By T.C. WORLEY
With the latest units in its “Tough” category of cameras, Olympus invites you to do all the things you are typically warned against doing — dunk the cameras under water, drop them in snow, let them freeze, and then come back and carelessly lob the unit onto a hard surface from head-height. These little cameras can take it, the company touts.
To see if all the claims were true, I enlisted the help of my two young sons, inviting them to use the two “Tough” models we got to demo, the TG-610 and TG-810, however they’d like. I told them not to be careful. So far, after a month of abuse, the cameras have been to the top of trees in our yard, taped to a skateboard, submerged in a bathtub, and generally mistreated every day of the week.
I’ve gotten in on the abuse, too. I fell while trying to film myself snowboarding with the TG-610 model, dragging the camera into hard-pack snow inadvertently while trying to stop. I blew the snow from the lens and continued down the slope, shooting dozens of photos later in the day. A week later, the camera flew from my bicycle tool bag on a 35mph descent on a gravel road. It lived.
Recently, we’ve got more deliberate in our durability test. At a mountain bike race, I placed the TG-610 in the path of oncoming racers, its video recording, and asked them to run it over. (See the video clip below.) After all the abuse — strictly in the name of journalistic review, to be sure! — beside from some cosmetic scarring, the cameras continue to function as new. Amazing, to put it short.
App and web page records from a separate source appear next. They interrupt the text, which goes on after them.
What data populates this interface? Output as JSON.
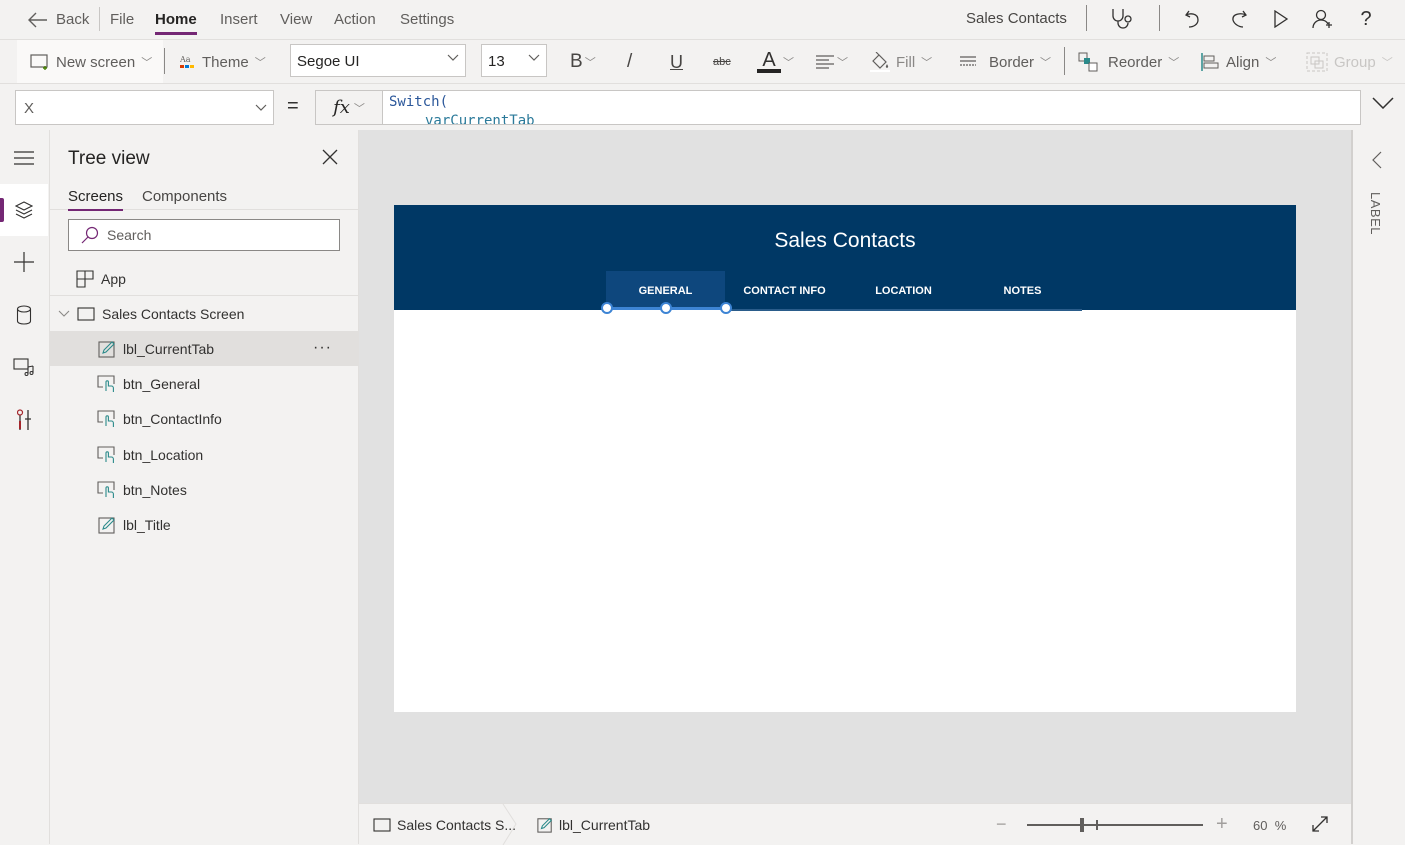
{
  "menubar": {
    "back_label": "Back",
    "items": [
      {
        "label": "File",
        "active": false
      },
      {
        "label": "Home",
        "active": true
      },
      {
        "label": "Insert",
        "active": false
      },
      {
        "label": "View",
        "active": false
      },
      {
        "label": "Action",
        "active": false
      },
      {
        "label": "Settings",
        "active": false
      }
    ],
    "app_name": "Sales Contacts",
    "icons": [
      "app-checker-icon",
      "undo-icon",
      "redo-icon",
      "play-icon",
      "share-user-icon",
      "help-icon"
    ]
  },
  "ribbon": {
    "new_screen": "New screen",
    "theme": "Theme",
    "font": "Segoe UI",
    "font_size": "13",
    "bold": "B",
    "italic": "/",
    "underline": "U",
    "strike": "abc",
    "font_color": "A",
    "fill": "Fill",
    "border": "Border",
    "reorder": "Reorder",
    "align": "Align",
    "group": "Group"
  },
  "formulabar": {
    "property": "X",
    "equals": "=",
    "fx": "fx",
    "formula_line1": "Switch(",
    "formula_line2": "varCurrentTab"
  },
  "tree": {
    "title": "Tree view",
    "tabs": [
      {
        "label": "Screens",
        "active": true
      },
      {
        "label": "Components",
        "active": false
      }
    ],
    "search_placeholder": "Search",
    "app_label": "App",
    "screen_label": "Sales Contacts Screen",
    "controls": [
      {
        "name": "lbl_CurrentTab",
        "type": "label",
        "selected": true
      },
      {
        "name": "btn_General",
        "type": "button",
        "selected": false
      },
      {
        "name": "btn_ContactInfo",
        "type": "button",
        "selected": false
      },
      {
        "name": "btn_Location",
        "type": "button",
        "selected": false
      },
      {
        "name": "btn_Notes",
        "type": "button",
        "selected": false
      },
      {
        "name": "lbl_Title",
        "type": "label",
        "selected": false
      }
    ],
    "more_label": "···"
  },
  "canvas": {
    "app_title": "Sales Contacts",
    "header_color": "#003865",
    "selected_tab_color": "#0e477d",
    "tabs": [
      {
        "label": "GENERAL",
        "selected": true
      },
      {
        "label": "CONTACT INFO",
        "selected": false
      },
      {
        "label": "LOCATION",
        "selected": false
      },
      {
        "label": "NOTES",
        "selected": false
      }
    ]
  },
  "statusbar": {
    "screen_crumb": "Sales Contacts S...",
    "control_crumb": "lbl_CurrentTab",
    "zoom_value": "60",
    "zoom_unit": "%",
    "zoom_minus": "−",
    "zoom_plus": "+"
  },
  "right_pane": {
    "label": "LABEL"
  },
  "accent_color": "#742774"
}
The smaller camera of the two, the TG-610, costs $300 and has a 5x optical zoom that’s accomplished internally, meaning there is no way the lens can break off. Its three-inch screen makes composing and reviewing photos easy, and it actually works pretty well in full daylight. Eight built-in “magic filters” allow creative effects right in the camera, and there’s a 3D option as well. Got gloves on and can’t operate the buttons? “Tap Control” lets you literally tap the camera to navigate functions — you’ve got to see it to appreciate it. A very cool feature!
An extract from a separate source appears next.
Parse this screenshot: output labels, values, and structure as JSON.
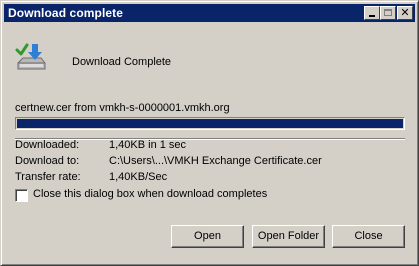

Olympus’ larger unit, the TG-810, costs $400. It takes “tough” one step further. Drop-proof ratings climb to 6.6 feet and water depths to 33 feet. Its feature set has a few neat extras, including a geo-tagging tool that records GPS data to correspond to where on Earth an image was taken (and later display its location on a map). There’s even a built-in digital compass on the camera, not a common photographic add-on! Video recording, with simple, one-button operation, is captured in resolutions as high as 1280 × 720 pixels — perfect for sharing online or on a TV screen.
What’s the catch to all these amazing characteristics? Image quality is not top-notch. I am a professional photographer, so my eye is crititical. To be sure, either of these cameras are excellent enough for family photos and images taken on adventures in the field. To me, the photos look good, but not great. (Look to Olympus’ new XZ-1 model for a better image or, of course, an SLR from any major camera company.)
Another issue: Video recording in our tests has worked fine, except for a small audio flaw. On several occasions, I’ve noticed some background clicking sounds on the audio capture. An Olympus spokesperson said it could be the auto-focus searching for a “lock” while recording. The issue has been intermittent but annoying for the audio end product on some vids.
Overall, these are minor gripes. The Tough cameras are great companions on any outdoors adventure. Their durability and adequate image/video capture can make them a must-have tool for the most rough-and-tumble (or wet) activities outside.
Because of their small size and relative indestructibility, I don’t hesitate to take the cameras on an outing. And they are fast and simple to use — even my young sons have mastered the controls. In the end, either of these cameras will be a great unit for the outdoor lover or for families with ambitious young shutterbugs raring to get outside and shoot.
—T.C. Worley is a contributing writer for GearJunkie.com and a professional photographer based in Minneapolis.